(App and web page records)
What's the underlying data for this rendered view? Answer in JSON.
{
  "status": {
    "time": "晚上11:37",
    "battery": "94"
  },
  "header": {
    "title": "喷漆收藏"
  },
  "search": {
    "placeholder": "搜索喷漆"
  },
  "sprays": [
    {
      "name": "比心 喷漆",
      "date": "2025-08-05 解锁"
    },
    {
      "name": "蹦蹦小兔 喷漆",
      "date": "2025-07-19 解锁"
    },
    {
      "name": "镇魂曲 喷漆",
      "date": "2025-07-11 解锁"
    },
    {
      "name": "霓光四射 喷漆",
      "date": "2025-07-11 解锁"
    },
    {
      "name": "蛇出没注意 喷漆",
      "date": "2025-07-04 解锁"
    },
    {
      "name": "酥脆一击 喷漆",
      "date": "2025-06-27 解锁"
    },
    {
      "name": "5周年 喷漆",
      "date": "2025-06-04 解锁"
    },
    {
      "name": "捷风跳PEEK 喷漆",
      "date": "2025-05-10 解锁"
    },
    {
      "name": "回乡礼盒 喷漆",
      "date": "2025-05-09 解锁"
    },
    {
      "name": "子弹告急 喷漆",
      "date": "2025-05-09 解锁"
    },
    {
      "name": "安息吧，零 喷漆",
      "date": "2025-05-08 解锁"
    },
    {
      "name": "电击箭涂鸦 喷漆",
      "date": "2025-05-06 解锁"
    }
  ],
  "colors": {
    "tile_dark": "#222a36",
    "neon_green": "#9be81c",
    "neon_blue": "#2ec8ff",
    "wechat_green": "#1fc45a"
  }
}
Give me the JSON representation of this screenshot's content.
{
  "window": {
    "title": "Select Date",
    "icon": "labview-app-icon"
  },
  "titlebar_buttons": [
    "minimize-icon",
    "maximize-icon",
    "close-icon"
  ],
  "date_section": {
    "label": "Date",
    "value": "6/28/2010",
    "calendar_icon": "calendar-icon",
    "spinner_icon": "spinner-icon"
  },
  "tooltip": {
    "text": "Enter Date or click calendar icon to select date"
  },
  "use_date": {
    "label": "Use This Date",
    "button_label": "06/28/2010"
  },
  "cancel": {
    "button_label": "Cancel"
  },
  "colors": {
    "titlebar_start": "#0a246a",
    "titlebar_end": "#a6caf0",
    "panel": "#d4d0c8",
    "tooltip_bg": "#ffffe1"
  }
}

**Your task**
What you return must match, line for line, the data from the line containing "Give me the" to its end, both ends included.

**Exercise output**
Give me the JSON representation of this screenshot's content.
{
  "window": {
    "title": "Select Date",
    "icon": "labview-app-icon"
  },
  "titlebar_buttons": [
    "minimize-icon",
    "maximize-icon",
    "close-icon"
  ],
  "date_section": {
    "label": "Date",
    "value": "6/28/2010",
    "calendar_icon": "calendar-icon",
    "spinner_icon": "spinner-icon"
  },
  "tooltip": {
    "text": "Enter Date or click calendar icon to select date"
  },
  "use_date": {
    "label": "Use This Date",
    "button_label": "06/28/2010"
  },
  "cancel": {
    "button_label": "Cancel"
  },
  "colors": {
    "titlebar_start": "#0a246a",
    "titlebar_end": "#a6caf0",
    "panel": "#d4d0c8",
    "tooltip_bg": "#ffffe1"
  }
}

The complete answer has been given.